>>>

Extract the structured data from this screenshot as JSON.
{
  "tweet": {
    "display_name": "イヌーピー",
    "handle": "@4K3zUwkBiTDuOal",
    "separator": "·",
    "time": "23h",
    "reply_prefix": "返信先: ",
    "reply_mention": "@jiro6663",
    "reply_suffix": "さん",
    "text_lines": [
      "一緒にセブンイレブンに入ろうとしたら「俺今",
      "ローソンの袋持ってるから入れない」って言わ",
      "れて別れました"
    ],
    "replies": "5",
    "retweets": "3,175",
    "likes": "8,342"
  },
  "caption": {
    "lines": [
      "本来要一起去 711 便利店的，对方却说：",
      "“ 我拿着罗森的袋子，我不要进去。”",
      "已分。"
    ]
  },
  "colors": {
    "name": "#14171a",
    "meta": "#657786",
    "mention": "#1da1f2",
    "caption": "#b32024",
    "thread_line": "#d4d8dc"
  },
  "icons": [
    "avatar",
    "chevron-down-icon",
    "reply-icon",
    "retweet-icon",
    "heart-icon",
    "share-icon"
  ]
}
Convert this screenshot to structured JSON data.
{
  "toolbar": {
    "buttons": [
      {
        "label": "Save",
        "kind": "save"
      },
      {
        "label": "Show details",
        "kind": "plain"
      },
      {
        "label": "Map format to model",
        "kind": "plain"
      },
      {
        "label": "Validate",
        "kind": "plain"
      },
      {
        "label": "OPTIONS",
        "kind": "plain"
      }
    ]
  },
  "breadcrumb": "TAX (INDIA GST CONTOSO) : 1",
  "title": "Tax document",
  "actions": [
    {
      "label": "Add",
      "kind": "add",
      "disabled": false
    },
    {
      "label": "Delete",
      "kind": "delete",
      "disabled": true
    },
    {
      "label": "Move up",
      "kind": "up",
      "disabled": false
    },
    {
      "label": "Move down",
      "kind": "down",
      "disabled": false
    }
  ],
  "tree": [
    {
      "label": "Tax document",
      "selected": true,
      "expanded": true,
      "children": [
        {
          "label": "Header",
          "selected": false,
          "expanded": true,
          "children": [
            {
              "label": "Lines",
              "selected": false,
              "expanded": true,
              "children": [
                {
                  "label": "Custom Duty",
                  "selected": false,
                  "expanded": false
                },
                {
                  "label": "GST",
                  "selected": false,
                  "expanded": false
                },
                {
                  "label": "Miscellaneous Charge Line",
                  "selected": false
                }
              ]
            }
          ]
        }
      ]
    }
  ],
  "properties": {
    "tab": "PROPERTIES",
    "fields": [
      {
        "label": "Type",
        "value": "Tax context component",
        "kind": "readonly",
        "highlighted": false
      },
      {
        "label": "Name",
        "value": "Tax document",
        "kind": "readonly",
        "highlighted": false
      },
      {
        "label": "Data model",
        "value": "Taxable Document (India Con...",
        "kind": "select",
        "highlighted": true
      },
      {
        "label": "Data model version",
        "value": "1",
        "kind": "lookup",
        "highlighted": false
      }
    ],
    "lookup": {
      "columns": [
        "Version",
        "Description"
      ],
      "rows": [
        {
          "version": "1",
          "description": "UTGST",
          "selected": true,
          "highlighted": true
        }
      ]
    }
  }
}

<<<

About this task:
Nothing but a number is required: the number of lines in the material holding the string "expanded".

Response:
5